The Manheim Used Vehicle Value Index, the widely-recognized indicator of the used vehicle market in the U.S., reached 203.0 this month, a new record high since the index’s start in 1995. Ok, but what does this mean for borrowers and auto loan refinancing?
When refinancing, your car’s value is figured into your loan-to-value ratio, or LTV. Specifically, your loan balance is compared to your vehicle’s value and expressed as a percentage. If your LTV is above 125% to 135%, it may be hard to find a lender who will want to take on the loan. Anything over 100% is considered an unsecured debt, meaning your vehicle’s value doesn’t cover the full amount of the auto loan. That’s a risk many lenders aren’t willing to take on.
With car values at an all-time high, your loan-to-value ratio is automatically lower than just a few months ago — without you having to do a single thing.
And not only can a lower LTV help you get approved much more easily for auto loan refinancing than just a few weeks ago, it can help you score a lower, better interest rate too.
Long explanation short, if you’re considering refinancing your auto loan, used vehicle prices are currently helping your application. This editor says go for it. 👍
Car (LTV) Loan-to-Value Calculator
RateGenius analyzed data on customer applications for auto loan refinancing made between January 1, 2021 and June 6, 2021. This dataset included thousands of anonymized completed auto loan refinance applications across all 50 states. We analyzed interest rates, refinance savings, and auto loan debt across all credit tiers and loan terms (36 to 72 months). Interest rates are based on all applications approved across all states, credit scores, and loan terms.
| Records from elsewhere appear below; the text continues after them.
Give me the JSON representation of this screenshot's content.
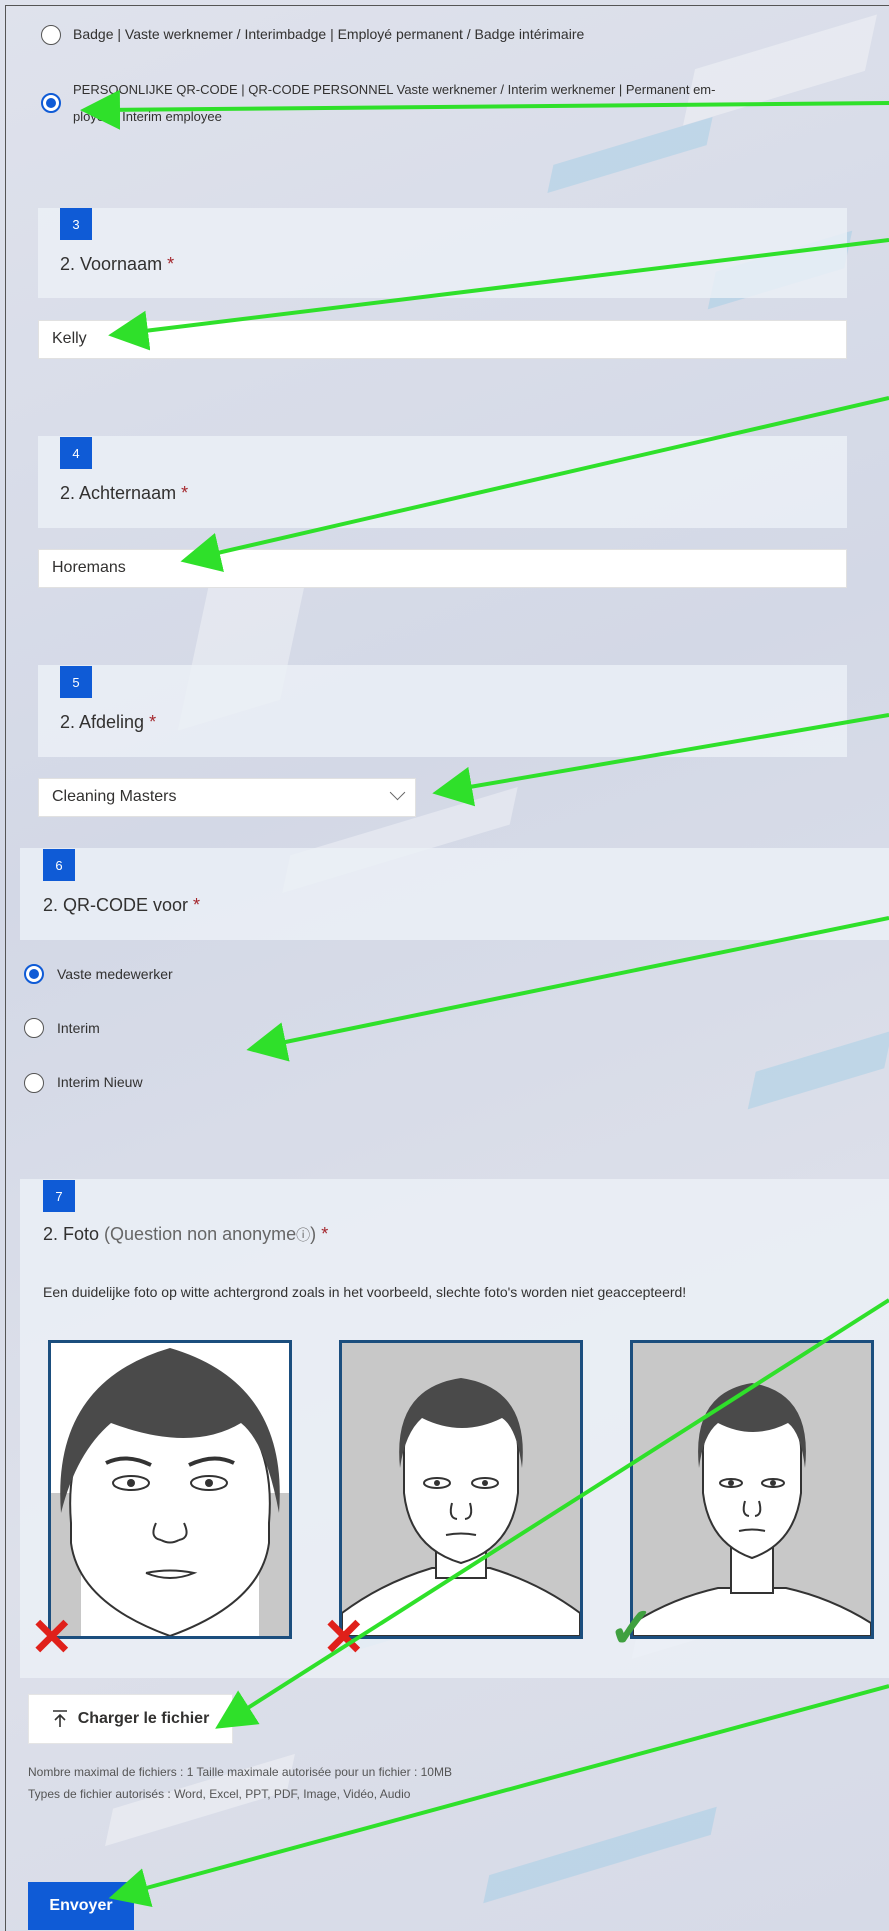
{
  "q1": {
    "options": [
      {
        "label": "Badge | Vaste werknemer / Interimbadge | Employé permanent / Badge intérimaire",
        "selected": false
      },
      {
        "label_line1": "PERSOONLIJKE QR-CODE | QR-CODE PERSONNEL  Vaste werknemer / Interim werknemer | Permanent em-",
        "label_line2": "ployee / Interim employee",
        "selected": true
      }
    ]
  },
  "q3": {
    "number": "3",
    "title": "2. Voornaam",
    "required": "*",
    "value": "Kelly"
  },
  "q4": {
    "number": "4",
    "title": "2. Achternaam",
    "required": "*",
    "value": "Horemans"
  },
  "q5": {
    "number": "5",
    "title": "2. Afdeling",
    "required": "*",
    "value": "Cleaning Masters"
  },
  "q6": {
    "number": "6",
    "title": "2. QR-CODE voor",
    "required": "*",
    "options": [
      {
        "label": "Vaste medewerker",
        "selected": true
      },
      {
        "label": "Interim",
        "selected": false
      },
      {
        "label": "Interim Nieuw",
        "selected": false
      }
    ]
  },
  "q7": {
    "number": "7",
    "title": "2. Foto",
    "subtitle": "(Question non anonyme",
    "info_glyph": "ⓘ",
    "subtitle_end": ")",
    "required": "*",
    "description": "Een duidelijke foto op witte achtergrond zoals in het voorbeeld, slechte foto's worden niet geaccepteerd!",
    "examples": [
      "bad-closeup",
      "bad-shoulders",
      "good-framing"
    ],
    "marks": [
      "✕",
      "✕",
      "✓"
    ]
  },
  "upload": {
    "label": "Charger le fichier",
    "icon": "upload-icon",
    "limits_line1": "Nombre maximal de fichiers : 1   Taille maximale autorisée pour un fichier : 10MB",
    "limits_line2": "Types de fichier autorisés : Word, Excel, PPT, PDF, Image, Vidéo, Audio"
  },
  "submit": {
    "label": "Envoyer"
  },
  "colors": {
    "accent": "#0f5bd6",
    "arrow": "#2fe02a",
    "required": "#a4262c",
    "bad": "#e0201a",
    "good": "#3fa03f"
  }
}
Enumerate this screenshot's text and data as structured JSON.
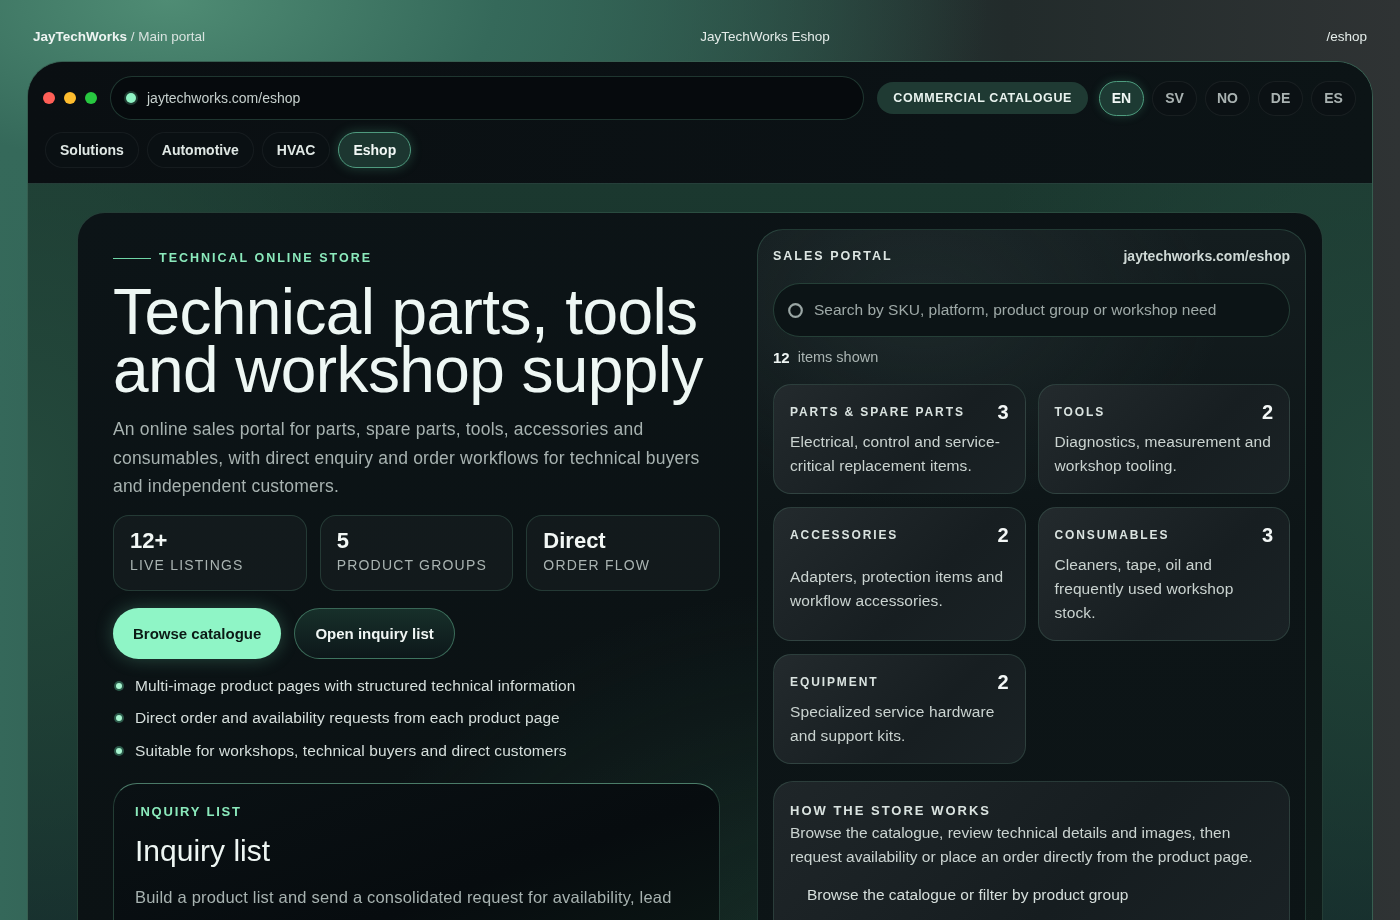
{
  "topbar": {
    "breadcrumb": "**JayTechWorks** / Main portal",
    "title": "JayTechWorks Eshop",
    "path": "/eshop"
  },
  "browser": {
    "url": "jaytechworks.com/eshop",
    "badge": "COMMERCIAL CATALOGUE",
    "languages": [
      {
        "label": "EN",
        "selected": true
      },
      {
        "label": "SV",
        "selected": false
      },
      {
        "label": "NO",
        "selected": false
      },
      {
        "label": "DE",
        "selected": false
      },
      {
        "label": "ES",
        "selected": false
      }
    ],
    "nav_tabs": [
      {
        "label": "Solutions",
        "selected": false
      },
      {
        "label": "Automotive",
        "selected": false
      },
      {
        "label": "HVAC",
        "selected": false
      },
      {
        "label": "Eshop",
        "selected": true
      }
    ]
  },
  "hero": {
    "eyebrow": "TECHNICAL ONLINE STORE",
    "title": "Technical parts, tools and workshop supply",
    "description": "An online sales portal for parts, spare parts, tools, accessories and consumables, with direct enquiry and order workflows for technical buyers and independent customers.",
    "stats": [
      {
        "value": "12+",
        "label": "LIVE LISTINGS"
      },
      {
        "value": "5",
        "label": "PRODUCT GROUPS"
      },
      {
        "value": "Direct",
        "label": "ORDER FLOW"
      }
    ],
    "buttons": [
      {
        "label": "Browse catalogue",
        "kind": "primary"
      },
      {
        "label": "Open inquiry list",
        "kind": "secondary"
      }
    ],
    "features": [
      "Multi-image product pages with structured technical information",
      "Direct order and availability requests from each product page",
      "Suitable for workshops, technical buyers and direct customers"
    ]
  },
  "inquiry": {
    "eyebrow": "INQUIRY LIST",
    "title": "Inquiry list",
    "description": "Build a product list and send a consolidated request for availability, lead"
  },
  "sales_portal": {
    "label": "SALES PORTAL",
    "url": "jaytechworks.com/eshop",
    "search": {
      "placeholder": "Search by SKU, platform, product group or workshop need"
    },
    "count": "12",
    "count_label": "items shown",
    "categories": [
      {
        "name": "PARTS & SPARE PARTS",
        "count": "3",
        "description": "Electrical, control and service-critical replacement items."
      },
      {
        "name": "TOOLS",
        "count": "2",
        "description": "Diagnostics, measurement and workshop tooling."
      },
      {
        "name": "ACCESSORIES",
        "count": "2",
        "description": "Adapters, protection items and workflow accessories."
      },
      {
        "name": "CONSUMABLES",
        "count": "3",
        "description": "Cleaners, tape, oil and frequently used workshop stock."
      },
      {
        "name": "EQUIPMENT",
        "count": "2",
        "description": "Specialized service hardware and support kits."
      }
    ],
    "how_it_works": {
      "title": "HOW THE STORE WORKS",
      "description": "Browse the catalogue, review technical details and images, then request availability or place an order directly from the product page.",
      "steps": [
        "Browse the catalogue or filter by product group"
      ]
    }
  }
}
Savings and loan balance data only include funded (closed) loans.